■ TASK INSTRUCTIONS: From the entries below, report how many lines contain the string "placeholder". Only the number is wanted.

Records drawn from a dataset
___

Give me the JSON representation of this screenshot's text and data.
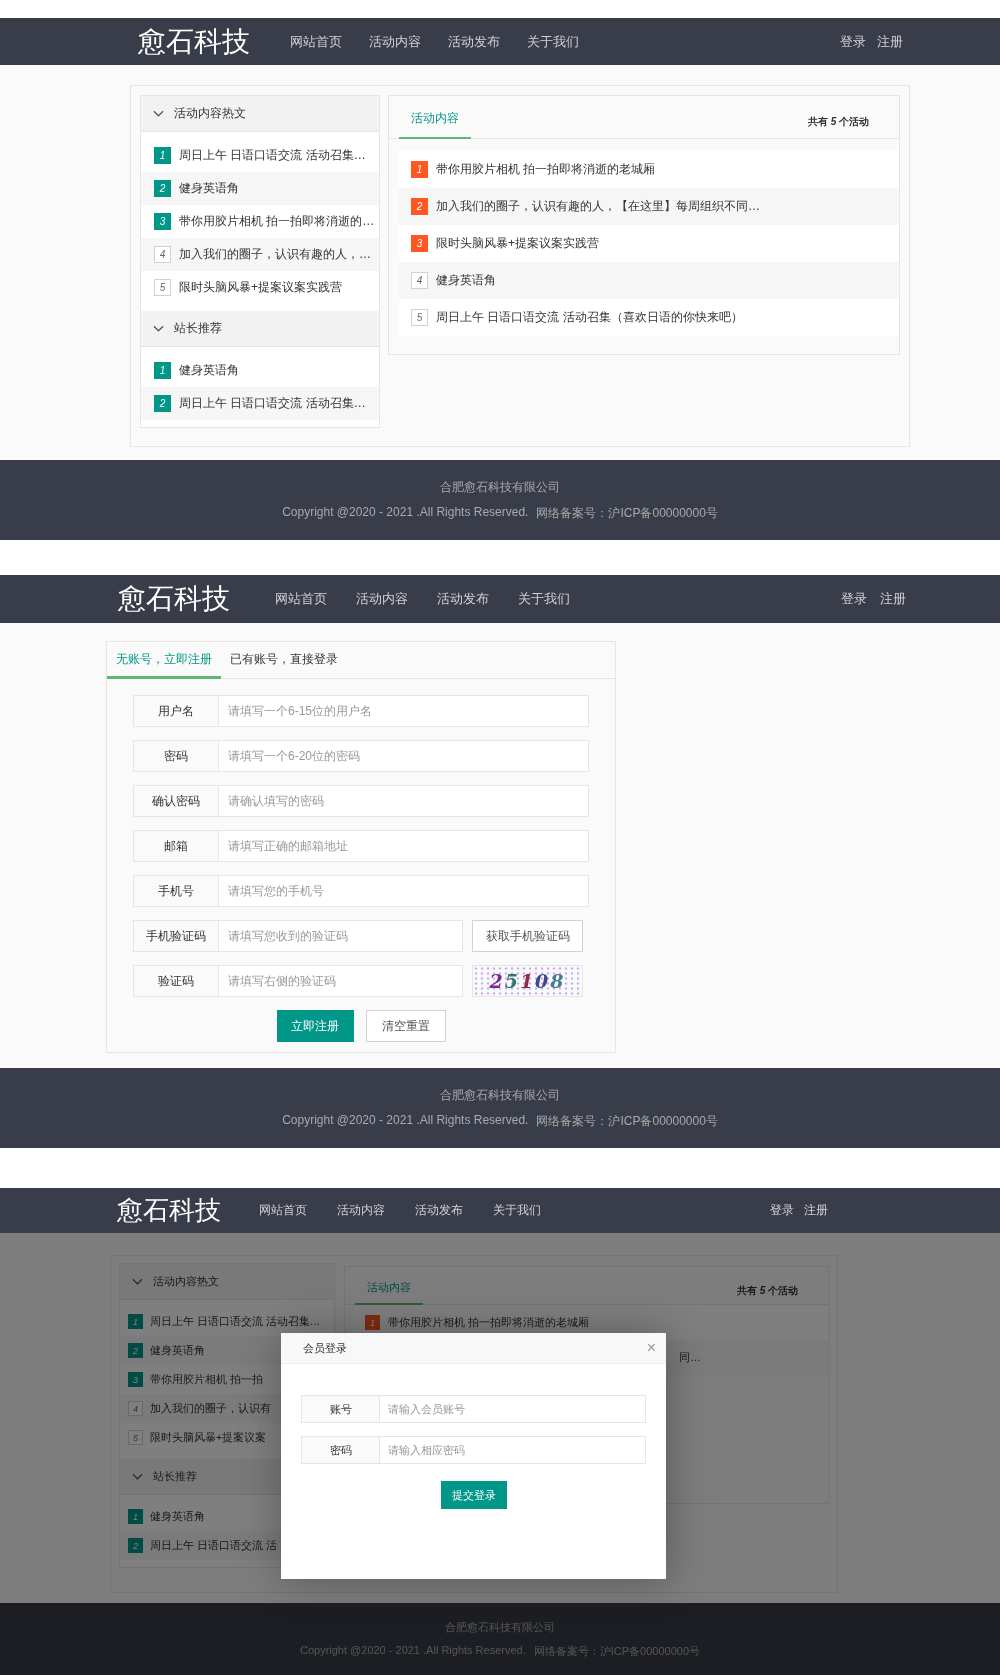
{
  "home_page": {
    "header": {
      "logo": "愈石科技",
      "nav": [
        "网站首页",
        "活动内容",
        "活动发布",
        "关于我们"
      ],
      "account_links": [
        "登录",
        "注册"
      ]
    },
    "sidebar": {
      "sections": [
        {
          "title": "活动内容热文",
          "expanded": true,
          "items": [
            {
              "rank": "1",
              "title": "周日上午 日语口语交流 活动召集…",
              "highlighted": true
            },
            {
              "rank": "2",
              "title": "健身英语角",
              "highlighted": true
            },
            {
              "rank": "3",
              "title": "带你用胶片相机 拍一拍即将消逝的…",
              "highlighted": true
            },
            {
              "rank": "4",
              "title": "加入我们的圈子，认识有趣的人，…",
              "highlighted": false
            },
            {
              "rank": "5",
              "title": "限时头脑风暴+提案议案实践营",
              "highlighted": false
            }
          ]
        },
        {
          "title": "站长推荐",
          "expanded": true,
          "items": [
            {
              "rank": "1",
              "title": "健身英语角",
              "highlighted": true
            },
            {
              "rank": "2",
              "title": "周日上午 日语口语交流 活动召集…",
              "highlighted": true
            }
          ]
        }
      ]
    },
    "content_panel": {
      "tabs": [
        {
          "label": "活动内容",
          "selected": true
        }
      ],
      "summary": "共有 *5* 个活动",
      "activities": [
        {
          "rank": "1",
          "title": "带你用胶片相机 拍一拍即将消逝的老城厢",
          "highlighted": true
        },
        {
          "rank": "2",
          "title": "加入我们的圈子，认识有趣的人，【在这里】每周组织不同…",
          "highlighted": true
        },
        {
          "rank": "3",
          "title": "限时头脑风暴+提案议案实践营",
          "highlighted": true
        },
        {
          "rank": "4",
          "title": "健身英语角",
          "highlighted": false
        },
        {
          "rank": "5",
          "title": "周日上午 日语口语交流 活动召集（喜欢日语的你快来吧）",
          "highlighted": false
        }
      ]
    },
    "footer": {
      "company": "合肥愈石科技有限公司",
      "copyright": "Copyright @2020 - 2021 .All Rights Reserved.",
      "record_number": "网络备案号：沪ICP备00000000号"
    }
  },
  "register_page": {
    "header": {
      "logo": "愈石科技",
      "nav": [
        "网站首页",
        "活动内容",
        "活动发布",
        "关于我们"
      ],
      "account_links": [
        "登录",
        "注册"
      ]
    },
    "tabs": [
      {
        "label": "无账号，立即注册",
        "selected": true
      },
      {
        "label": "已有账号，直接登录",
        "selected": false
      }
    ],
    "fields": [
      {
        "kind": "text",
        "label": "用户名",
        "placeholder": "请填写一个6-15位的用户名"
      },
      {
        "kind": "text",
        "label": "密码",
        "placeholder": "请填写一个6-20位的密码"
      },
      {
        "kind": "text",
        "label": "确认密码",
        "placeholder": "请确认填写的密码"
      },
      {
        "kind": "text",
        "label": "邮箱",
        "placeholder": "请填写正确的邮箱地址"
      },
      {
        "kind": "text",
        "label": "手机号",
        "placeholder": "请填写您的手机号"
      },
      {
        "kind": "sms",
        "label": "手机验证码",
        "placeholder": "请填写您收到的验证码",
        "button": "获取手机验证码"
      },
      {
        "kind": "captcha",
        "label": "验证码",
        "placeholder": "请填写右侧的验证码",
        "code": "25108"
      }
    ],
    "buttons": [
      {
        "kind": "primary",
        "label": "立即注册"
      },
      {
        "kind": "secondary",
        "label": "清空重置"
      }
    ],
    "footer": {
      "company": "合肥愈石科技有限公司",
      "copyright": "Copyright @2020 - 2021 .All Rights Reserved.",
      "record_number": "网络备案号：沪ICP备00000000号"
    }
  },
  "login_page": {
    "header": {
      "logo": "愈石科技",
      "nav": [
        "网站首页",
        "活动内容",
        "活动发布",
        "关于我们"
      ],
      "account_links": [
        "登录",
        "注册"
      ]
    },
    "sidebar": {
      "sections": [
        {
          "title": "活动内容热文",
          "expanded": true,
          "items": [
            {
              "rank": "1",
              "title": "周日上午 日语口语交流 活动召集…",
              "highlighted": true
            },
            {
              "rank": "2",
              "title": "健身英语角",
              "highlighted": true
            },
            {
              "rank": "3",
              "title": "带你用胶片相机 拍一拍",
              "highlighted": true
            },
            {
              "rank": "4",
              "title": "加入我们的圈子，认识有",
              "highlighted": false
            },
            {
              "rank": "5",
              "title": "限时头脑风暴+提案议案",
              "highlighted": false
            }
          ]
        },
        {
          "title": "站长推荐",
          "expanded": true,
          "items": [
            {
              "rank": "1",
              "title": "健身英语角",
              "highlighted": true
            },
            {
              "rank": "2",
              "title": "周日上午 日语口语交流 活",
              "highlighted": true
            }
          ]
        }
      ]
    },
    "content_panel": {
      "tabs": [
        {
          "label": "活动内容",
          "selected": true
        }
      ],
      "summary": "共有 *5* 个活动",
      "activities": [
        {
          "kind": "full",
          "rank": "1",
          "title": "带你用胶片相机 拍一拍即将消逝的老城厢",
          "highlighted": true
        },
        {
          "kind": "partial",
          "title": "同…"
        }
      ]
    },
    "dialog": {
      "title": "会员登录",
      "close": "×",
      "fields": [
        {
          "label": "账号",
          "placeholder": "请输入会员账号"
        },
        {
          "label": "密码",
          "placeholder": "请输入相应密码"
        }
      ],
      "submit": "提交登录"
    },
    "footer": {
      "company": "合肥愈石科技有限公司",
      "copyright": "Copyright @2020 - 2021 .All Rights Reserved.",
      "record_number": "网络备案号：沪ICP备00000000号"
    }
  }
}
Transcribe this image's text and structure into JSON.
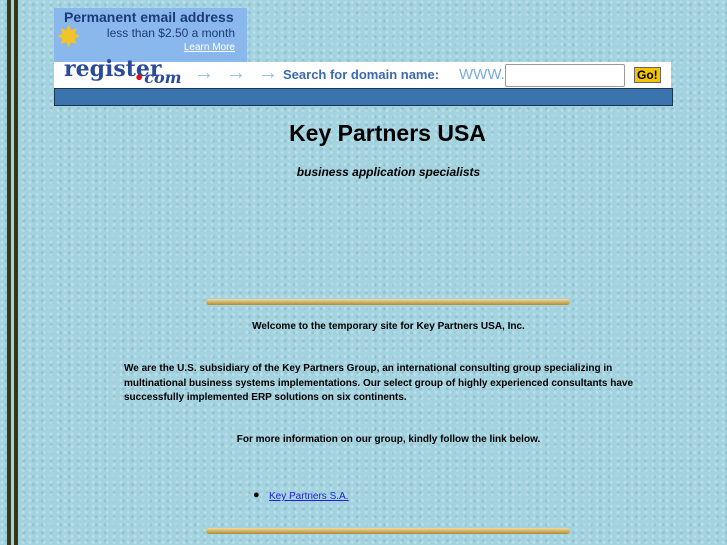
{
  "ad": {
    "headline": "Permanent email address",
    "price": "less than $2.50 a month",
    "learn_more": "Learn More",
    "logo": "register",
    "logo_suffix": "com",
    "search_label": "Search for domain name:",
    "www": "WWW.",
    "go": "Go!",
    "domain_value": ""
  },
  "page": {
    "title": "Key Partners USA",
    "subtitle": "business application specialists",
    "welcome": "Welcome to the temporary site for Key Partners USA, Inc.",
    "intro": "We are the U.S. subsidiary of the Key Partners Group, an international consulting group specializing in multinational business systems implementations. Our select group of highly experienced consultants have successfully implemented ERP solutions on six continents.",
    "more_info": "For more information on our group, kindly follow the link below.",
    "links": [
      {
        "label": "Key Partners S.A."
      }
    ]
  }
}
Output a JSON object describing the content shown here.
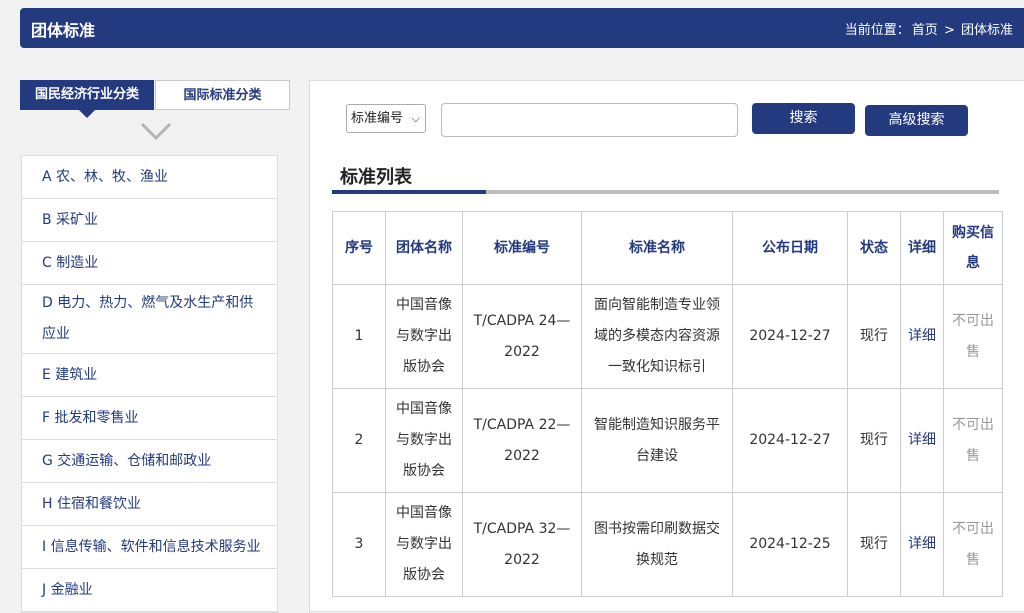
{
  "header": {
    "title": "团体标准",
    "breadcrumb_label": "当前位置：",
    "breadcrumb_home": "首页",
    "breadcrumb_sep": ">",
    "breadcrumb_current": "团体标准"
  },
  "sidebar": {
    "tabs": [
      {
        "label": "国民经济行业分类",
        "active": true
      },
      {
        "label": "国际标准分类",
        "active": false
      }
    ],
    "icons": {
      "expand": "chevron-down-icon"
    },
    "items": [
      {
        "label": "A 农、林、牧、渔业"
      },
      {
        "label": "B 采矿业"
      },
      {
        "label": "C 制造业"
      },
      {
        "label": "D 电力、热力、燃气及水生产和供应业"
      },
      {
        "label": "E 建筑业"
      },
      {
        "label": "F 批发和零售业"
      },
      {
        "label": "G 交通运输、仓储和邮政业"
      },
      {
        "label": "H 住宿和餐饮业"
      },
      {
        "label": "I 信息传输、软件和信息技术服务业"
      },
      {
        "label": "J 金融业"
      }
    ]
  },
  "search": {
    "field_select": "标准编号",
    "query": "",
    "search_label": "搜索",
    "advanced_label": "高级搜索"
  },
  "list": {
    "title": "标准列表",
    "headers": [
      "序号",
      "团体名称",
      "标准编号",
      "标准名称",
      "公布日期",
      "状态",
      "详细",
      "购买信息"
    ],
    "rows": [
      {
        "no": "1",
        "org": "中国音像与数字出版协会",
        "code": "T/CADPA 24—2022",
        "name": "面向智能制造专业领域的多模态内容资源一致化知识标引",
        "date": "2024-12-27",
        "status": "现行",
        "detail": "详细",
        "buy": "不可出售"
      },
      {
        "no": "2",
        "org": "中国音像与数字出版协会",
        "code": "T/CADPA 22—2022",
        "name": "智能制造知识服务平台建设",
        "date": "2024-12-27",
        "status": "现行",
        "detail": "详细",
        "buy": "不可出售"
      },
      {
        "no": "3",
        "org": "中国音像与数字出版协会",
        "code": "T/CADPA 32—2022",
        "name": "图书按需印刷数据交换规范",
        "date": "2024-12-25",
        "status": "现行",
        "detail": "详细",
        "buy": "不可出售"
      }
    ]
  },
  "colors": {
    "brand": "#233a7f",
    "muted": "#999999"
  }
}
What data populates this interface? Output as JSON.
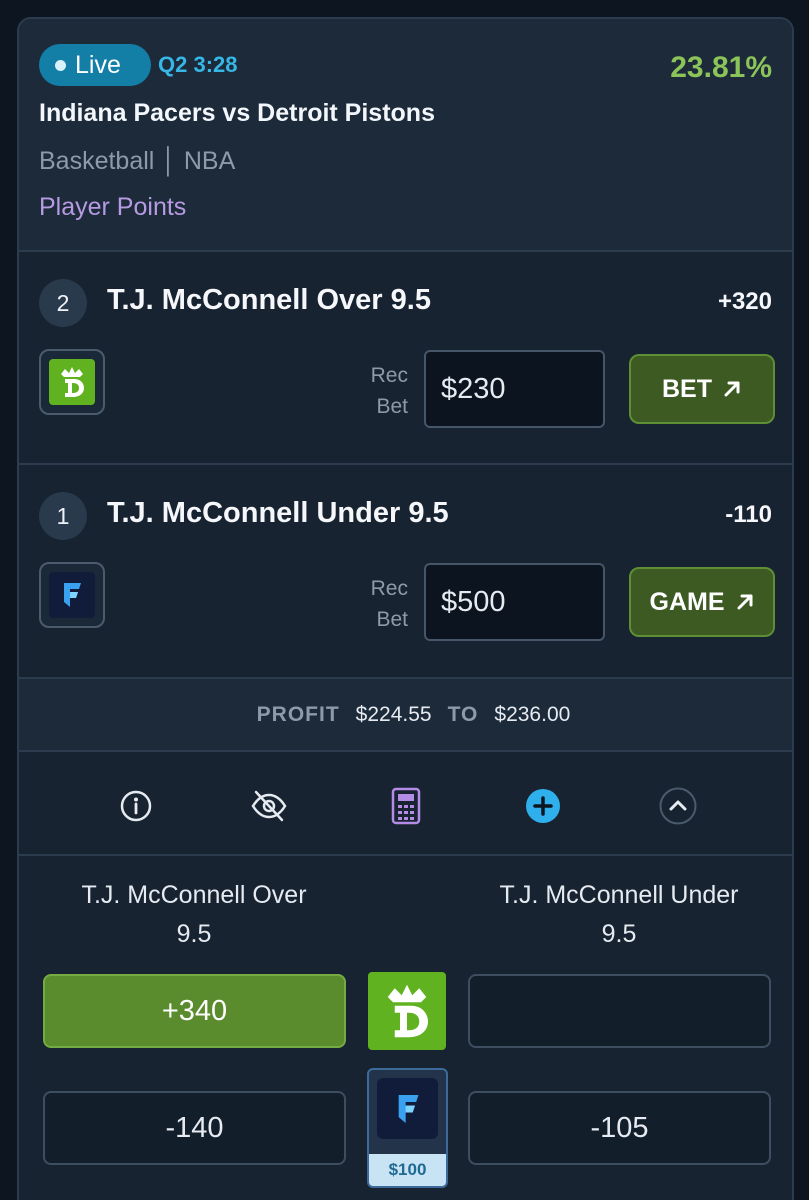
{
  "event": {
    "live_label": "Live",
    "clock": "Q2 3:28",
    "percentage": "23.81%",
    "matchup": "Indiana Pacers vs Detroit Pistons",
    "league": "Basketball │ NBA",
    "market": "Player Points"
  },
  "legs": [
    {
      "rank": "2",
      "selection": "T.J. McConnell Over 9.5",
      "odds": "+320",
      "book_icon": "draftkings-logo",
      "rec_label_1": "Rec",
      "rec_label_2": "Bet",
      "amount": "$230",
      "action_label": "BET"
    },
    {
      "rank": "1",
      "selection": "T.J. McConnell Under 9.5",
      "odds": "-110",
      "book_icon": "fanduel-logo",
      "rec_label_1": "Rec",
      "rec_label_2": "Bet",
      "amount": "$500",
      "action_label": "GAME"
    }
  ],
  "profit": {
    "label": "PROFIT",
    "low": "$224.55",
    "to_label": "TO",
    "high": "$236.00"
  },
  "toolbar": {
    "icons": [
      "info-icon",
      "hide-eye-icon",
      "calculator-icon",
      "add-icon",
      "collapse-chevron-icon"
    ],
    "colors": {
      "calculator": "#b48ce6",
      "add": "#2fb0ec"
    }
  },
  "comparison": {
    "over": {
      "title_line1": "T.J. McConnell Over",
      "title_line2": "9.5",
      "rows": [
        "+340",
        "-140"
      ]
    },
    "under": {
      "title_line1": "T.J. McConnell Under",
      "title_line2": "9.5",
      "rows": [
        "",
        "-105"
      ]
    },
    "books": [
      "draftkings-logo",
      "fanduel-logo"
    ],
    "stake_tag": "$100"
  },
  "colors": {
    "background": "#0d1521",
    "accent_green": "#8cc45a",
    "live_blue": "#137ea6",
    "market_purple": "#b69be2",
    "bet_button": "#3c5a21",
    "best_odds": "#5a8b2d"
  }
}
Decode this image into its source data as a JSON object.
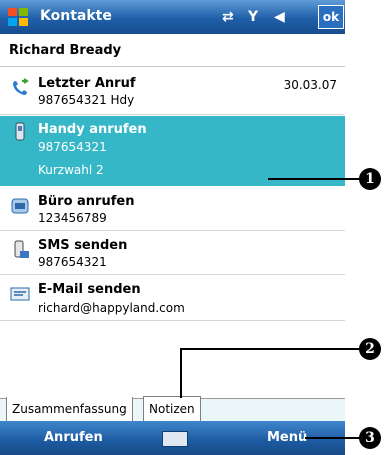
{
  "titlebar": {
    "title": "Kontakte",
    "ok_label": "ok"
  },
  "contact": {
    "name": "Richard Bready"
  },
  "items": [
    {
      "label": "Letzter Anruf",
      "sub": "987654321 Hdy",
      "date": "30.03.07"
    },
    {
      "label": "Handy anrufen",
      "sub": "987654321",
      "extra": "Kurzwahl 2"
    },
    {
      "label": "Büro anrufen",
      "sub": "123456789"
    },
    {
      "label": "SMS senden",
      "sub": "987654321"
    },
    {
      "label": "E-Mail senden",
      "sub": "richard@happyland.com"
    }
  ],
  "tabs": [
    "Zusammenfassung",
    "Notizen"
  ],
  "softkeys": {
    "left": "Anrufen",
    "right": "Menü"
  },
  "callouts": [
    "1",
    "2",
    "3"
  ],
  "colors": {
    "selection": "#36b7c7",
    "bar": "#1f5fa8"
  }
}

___

■ SOLUTION FOR THIS TASK: 9